The Early Modern Commons

Search Results for "E-Learning"

Your search for posts with tags containing E-Learning found 8 posts

Tweeting the MOOC: Academics, Learners and Social Media

University of Sheffield Academics and the Digital Media Team filming on location at Chatsworth House. Today Sheffield Hallam University hosts its inaugural ‘Social Media in Higher Education’ conference, the first ever of its kind to take...

Bilingual drama & Renaissance language-learning

As some of you know, I’m crazy about books, especially old ones. I wouldn’t consider myself a serious book collector, but a couple times a year I treat myself to an early printed book of some kind. Although early editions of drama in the English...
From: Vade Mecum on 17 Sep 2015

Voices needed for short film about Coffee House History

Needed: People to talk to me about why they like coffee and coffee shops at 3pm on Weds 15th Oct. I’ll be in the University of Sheffield’s Jessop West café from 3-4pm tomorrow. The sound bytes I record might be used in a...

‘Ann Radcliffe at 250’: A Retrospective

Over the weekend I was lucky enough to attend ‘Radcliffe at 250’, an international conference hosted by the University of Sheffield. The conference (which was co-organised by Angela Wright, Joe Bray, Maddy Callaghan, Andrew Smith and Dale...

Literature of the Country House

The School of English at the University of Sheffield will soon be launching its very first MOOC (Massive Open Online Course), and it will feature weeks dedicated to the eighteenth century! This free online course is titled ‘Literature and the Country...

Not Shakespeare’s Beehive? Doesn’t Really Matter

Like many of you, I awoke on Monday to a startling claim about “Shakespeare’s Beehive,” a copy of John Baret’s An Alvearie, or Quadruple Dictionarie (1580) covered in extensive annotations. New York booksellers George Koppelman and Daniel Wechsler ...
From: Vade Mecum on 22 Apr 2014

Renaissance Dictionary Technologies

After a hiatus filled with reading and research, today I’m publishing an account of the early modern lexicographer John Minsheu and the extraordinary services he rendered to language-learners in print. The value of his work was intricately related...
From: Vade Mecum on 29 Mar 2013

Notes on Post Tags Search

By default, this searches for any categories containing your search term: eg, Tudor will also find Tudors, Tudor History, etc. Check the 'exact' box to restrict searching to categories exactly matching your search. All searches are case-insensitive.

This is a search for tags/categories assigned to blog posts by their authors. The terminology used for post tags varies across different blog platforms, but WordPress tags and categories, Blogspot labels, and Tumblr tags are all included.

This search feature has a number of purposes:

1. to give site users improved access to the content EMC has been aggregating since August 2012, so they can look for bloggers posting on topics they're interested in, explore what's happening in the early modern blogosphere, and so on.

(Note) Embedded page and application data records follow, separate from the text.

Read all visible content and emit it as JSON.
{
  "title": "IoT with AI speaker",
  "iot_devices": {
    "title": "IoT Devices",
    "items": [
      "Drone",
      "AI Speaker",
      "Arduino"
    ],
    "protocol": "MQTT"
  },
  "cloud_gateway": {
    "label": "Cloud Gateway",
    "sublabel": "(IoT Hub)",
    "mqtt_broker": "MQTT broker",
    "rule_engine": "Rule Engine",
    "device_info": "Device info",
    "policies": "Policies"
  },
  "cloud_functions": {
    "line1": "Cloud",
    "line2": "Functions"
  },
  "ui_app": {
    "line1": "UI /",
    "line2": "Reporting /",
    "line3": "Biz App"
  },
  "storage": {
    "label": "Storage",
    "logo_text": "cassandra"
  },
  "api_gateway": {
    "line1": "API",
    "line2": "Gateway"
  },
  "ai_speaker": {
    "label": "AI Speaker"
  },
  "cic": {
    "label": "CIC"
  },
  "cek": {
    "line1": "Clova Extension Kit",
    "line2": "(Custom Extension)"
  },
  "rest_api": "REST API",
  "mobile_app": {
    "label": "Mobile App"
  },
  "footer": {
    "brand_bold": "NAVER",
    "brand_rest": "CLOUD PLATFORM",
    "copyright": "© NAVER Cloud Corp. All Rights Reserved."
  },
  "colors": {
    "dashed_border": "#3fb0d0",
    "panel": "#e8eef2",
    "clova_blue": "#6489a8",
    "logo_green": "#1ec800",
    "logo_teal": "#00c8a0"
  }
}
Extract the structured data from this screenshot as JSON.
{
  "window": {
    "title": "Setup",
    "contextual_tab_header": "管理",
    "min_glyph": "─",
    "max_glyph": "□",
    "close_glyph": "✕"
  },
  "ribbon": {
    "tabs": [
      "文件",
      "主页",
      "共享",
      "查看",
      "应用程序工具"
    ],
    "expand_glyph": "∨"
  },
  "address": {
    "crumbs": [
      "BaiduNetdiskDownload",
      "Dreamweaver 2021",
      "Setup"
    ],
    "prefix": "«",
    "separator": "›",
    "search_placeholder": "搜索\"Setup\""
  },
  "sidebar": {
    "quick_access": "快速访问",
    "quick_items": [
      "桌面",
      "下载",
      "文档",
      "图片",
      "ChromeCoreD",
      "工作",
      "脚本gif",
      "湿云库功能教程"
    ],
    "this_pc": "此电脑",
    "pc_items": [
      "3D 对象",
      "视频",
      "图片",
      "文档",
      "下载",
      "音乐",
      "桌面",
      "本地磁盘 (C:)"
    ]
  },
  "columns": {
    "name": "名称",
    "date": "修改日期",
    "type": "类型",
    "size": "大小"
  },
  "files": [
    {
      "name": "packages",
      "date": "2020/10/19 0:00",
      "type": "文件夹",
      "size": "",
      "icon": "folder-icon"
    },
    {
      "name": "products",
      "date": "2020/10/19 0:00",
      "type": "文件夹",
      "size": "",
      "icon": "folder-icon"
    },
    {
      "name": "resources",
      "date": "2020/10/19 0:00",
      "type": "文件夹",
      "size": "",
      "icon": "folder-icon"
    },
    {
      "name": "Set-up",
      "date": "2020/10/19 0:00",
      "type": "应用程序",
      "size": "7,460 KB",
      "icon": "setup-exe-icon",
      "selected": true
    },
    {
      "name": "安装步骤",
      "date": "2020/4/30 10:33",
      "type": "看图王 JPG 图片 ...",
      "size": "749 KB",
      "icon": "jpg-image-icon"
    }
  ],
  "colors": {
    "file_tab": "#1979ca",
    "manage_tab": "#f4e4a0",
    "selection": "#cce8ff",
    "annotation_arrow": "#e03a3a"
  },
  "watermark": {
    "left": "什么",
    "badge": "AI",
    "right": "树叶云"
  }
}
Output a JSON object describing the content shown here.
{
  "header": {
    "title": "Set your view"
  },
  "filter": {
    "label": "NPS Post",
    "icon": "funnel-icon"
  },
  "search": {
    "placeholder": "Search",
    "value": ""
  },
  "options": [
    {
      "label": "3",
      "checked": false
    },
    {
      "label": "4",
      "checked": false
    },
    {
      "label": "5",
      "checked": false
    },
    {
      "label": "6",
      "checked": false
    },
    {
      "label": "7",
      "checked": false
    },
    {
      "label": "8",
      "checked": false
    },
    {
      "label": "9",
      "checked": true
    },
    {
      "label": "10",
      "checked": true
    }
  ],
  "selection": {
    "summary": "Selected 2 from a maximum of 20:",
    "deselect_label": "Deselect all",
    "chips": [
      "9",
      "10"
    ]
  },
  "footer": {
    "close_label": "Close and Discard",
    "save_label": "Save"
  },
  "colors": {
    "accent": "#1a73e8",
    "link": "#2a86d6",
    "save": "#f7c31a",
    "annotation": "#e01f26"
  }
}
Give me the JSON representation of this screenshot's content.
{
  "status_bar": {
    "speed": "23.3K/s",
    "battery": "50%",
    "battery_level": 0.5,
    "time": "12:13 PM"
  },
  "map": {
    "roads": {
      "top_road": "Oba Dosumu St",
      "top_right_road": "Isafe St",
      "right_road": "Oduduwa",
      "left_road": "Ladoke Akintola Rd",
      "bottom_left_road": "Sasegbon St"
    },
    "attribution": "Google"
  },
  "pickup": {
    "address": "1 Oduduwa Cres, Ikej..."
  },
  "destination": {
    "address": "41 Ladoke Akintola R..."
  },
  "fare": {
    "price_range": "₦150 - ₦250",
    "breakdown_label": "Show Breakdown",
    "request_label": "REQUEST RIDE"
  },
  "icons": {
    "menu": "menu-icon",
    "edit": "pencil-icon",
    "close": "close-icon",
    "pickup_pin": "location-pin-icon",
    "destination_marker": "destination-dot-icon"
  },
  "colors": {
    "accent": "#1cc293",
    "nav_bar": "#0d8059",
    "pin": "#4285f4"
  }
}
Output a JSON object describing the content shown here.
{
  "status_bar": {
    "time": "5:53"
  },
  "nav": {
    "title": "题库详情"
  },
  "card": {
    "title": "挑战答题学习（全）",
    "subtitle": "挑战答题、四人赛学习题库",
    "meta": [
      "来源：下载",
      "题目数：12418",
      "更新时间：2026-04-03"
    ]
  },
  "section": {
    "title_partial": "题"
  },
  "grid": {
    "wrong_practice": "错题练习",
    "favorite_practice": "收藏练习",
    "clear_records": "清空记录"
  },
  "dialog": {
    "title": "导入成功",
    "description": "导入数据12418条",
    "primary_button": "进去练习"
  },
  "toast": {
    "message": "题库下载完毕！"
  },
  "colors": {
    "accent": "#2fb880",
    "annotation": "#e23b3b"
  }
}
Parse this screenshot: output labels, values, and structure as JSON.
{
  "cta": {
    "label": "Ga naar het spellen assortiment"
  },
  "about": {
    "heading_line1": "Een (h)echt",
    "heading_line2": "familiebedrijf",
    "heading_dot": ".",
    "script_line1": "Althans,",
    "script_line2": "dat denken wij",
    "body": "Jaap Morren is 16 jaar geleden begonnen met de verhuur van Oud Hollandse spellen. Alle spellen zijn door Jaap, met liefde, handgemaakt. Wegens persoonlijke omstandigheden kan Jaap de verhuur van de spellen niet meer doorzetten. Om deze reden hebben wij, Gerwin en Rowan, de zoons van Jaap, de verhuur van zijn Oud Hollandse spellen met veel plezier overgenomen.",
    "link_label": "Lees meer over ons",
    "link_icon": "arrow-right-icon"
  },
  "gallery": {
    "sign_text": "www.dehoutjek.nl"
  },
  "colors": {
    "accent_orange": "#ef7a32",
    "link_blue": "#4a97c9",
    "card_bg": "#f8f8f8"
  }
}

2. to facilitate and encourage the proactive use of post categories/tags by groups of bloggers with shared interests. All searches can be bookmarked for reference, making it possible to create useful resources of blogging about specific news, topics, conferences, etc, in a similar fashion to Twitter hashtags. Bloggers could agree on a shared tag for posts, or an event organiser could announce one in advance, as is often done with Twitter hashtags.

Caveats and Work in Progress

This does not search post content, and it will not find any informal keywords/hashtags within the body of posts.

If EMC doesn't find any <category> tags for a post in the RSS feed it is classified as uncategorized. These and any <category> 'uncategorized' from the feed are omitted from search results. (It should always be borne in mind that some bloggers never use any kind of category or tag at all.)

This will not be a 'real time' search, although EMC updates content every few hours so it's never very far behind events.

The search is at present quite basic and limited. I plan to add a number of more sophisticated features in the future including the ability to filter by blog tags and by dates. I may also introduce RSS feeds for search queries at some point.

Constructing Search Query URLs

If you'd like to use an event tag, it's possible to work out in advance what the URL will be, without needing to visit EMC and run the search manually (though you might be advised to check it works!). But you'll need to use URL encoding as appropriate for any spaces or punctuation in the tag (so it might be a good idea to avoid them).

This is the basic structure:

http://emc.historycarnival.org/searchcat?s={search term or phrase}

For example, the URL for a simple search for categories containing London:

http://emc.historycarnival.org/searchcat?s=london

The URL for a search for the exact category Gunpowder Plot:

http://emc.historycarnival.org/searchcat?s=Gunpowder%20Plot&exact=on

In this more complex URL, %20 is the URL encoding for a space between words and &exact=on adds the exact category requirement.

I'll do my best to ensure that the basic URL construction (searchcat?s=...) is stable and persistent as long as the site is around.